Researchers from the Fraunhofer Institute for Secure Information Technology (SIT) in Darmstadt unveiled one such system at the CeBIT trade fair in Hanover, Germany, which they call ShareKey software, and hope “will make the key app concept even more versatile and secure,” according to a press release.
In addition to allowing users to open locks with their smartphones, ShareKey also lets users assign digital keys remotely, and even limit which locks the shared keys can access. This feature works by sending electronic keys to other people’s smartphones using QR codes.
“For instance, I can grant the building superintendent access to my apartment for a short period so that he can open the door for the gas meter to be read while I’m at work,” said Alexandra Dmitrienko from the SIT, in a press release. “The solution is built around modern security technologies and can be easily integrated into existing access control systems.”

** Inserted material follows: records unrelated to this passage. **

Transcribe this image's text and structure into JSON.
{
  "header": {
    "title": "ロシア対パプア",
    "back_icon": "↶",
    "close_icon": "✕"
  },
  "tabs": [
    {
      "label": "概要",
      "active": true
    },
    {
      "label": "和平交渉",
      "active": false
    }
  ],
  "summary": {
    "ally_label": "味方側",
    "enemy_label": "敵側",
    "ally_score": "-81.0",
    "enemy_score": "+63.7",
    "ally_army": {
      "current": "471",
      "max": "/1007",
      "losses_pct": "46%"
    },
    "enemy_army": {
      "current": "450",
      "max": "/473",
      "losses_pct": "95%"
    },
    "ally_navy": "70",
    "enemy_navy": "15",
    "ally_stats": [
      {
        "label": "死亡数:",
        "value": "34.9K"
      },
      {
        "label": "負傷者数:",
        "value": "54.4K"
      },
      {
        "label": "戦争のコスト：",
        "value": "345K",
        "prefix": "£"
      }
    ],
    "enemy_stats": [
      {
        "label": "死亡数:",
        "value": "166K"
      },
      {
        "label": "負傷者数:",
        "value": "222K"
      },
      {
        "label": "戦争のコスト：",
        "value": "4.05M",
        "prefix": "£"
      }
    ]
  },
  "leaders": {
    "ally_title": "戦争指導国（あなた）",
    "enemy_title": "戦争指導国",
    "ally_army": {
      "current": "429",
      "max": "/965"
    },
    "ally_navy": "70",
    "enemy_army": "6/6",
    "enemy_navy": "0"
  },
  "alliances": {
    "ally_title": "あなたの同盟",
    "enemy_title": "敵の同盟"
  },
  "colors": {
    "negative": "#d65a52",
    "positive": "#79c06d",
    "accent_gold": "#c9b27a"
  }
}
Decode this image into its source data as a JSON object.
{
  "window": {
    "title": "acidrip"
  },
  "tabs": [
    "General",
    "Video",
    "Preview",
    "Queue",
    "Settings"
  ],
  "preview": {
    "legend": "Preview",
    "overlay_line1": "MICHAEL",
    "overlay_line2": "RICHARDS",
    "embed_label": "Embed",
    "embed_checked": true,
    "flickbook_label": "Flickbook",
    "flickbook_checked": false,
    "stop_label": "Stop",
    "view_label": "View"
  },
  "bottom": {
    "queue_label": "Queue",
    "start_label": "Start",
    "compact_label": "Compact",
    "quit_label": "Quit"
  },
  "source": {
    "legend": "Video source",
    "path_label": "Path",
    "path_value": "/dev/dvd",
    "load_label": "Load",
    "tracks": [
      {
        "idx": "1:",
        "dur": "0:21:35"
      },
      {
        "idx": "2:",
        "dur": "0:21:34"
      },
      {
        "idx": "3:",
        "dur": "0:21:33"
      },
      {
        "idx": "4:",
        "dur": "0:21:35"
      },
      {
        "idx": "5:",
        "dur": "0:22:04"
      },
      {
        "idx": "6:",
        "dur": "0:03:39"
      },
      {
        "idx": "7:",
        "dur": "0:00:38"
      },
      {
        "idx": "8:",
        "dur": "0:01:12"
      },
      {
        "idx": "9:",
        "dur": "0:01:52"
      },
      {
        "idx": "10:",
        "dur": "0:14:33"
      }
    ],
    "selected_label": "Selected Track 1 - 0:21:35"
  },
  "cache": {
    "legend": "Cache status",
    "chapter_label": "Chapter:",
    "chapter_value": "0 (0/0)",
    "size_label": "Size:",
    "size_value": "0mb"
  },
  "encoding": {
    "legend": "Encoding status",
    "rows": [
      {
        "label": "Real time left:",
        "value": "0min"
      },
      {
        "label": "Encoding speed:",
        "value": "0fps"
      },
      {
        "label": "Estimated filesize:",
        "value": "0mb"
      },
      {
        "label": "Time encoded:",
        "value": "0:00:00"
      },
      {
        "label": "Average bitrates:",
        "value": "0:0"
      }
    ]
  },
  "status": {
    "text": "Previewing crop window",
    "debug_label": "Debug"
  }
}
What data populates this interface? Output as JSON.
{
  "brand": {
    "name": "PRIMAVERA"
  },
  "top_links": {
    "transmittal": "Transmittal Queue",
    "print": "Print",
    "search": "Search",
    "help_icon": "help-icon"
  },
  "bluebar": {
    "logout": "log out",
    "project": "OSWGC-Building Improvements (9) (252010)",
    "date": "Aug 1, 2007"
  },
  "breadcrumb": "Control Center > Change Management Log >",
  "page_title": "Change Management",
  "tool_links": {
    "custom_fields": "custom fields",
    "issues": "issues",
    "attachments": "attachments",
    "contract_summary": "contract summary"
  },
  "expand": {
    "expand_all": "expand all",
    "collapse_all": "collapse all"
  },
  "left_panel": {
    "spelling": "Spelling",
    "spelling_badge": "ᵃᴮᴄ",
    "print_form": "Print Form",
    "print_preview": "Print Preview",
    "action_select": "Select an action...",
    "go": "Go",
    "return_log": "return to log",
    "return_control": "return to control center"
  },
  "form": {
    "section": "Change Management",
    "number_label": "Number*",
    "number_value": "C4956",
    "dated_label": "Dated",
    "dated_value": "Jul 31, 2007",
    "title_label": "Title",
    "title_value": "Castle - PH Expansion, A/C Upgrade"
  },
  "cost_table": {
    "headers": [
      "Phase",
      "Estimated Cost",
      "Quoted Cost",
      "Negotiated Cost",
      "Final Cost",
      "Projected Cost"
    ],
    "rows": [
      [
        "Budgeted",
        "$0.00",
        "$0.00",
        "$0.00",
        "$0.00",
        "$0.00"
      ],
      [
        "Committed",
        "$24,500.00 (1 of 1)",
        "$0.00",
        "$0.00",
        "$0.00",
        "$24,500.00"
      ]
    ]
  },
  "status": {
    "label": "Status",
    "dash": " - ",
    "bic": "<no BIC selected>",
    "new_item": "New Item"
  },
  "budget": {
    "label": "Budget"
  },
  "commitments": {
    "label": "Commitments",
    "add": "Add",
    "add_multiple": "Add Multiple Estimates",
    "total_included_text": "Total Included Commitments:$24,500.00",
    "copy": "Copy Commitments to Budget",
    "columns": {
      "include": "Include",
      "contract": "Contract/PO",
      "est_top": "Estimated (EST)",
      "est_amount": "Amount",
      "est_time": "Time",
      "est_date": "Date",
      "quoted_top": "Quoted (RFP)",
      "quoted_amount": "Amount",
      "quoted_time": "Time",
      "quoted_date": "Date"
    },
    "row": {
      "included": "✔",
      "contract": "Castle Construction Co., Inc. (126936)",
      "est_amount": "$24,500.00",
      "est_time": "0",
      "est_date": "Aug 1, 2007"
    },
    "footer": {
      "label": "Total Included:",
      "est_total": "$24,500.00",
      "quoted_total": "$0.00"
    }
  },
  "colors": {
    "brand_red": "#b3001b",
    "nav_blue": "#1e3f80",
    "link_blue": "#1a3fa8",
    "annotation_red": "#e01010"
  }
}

Whether the system itself is secure or not will be among its deciding points. Most of the current smartphone-key programs work alongside other security systems, like a user’s password. The folks at ShareKey hope to have their grounds covered, however. Dmitrienko said “the big challenge was to protect the electronic keys without compromising the intuitive operation of such devices.”
Security comes in several forms. ShareKey uses the Near Field Communication (NFC) transmission standard, which only works over distances of several centimeters. It also uses various technologies that keep a user’s keys separate from other data and apps on the phone, which protects keys from malware and access through other programs.
With ShareKey, communications between the phone and a central server are then protected using other established security protocols. “And even if this communication is hacked into, it’s impossible for unauthorized people to gain access to the digital key. This is because opening the door requires information contained both in the encrypted token sent to the user and in the app installed on their smartphone,” said Dmitrienko.
There are great ambitions behind the new uses of smartphone keys introduced by ShareKey. Researchers at SIT envision the technology being used for car-sharing technology, and replacing hotel keycards. “The trend towards a ‘shareconomy’ will benefit the further development of this technology,” said Dmitrienko.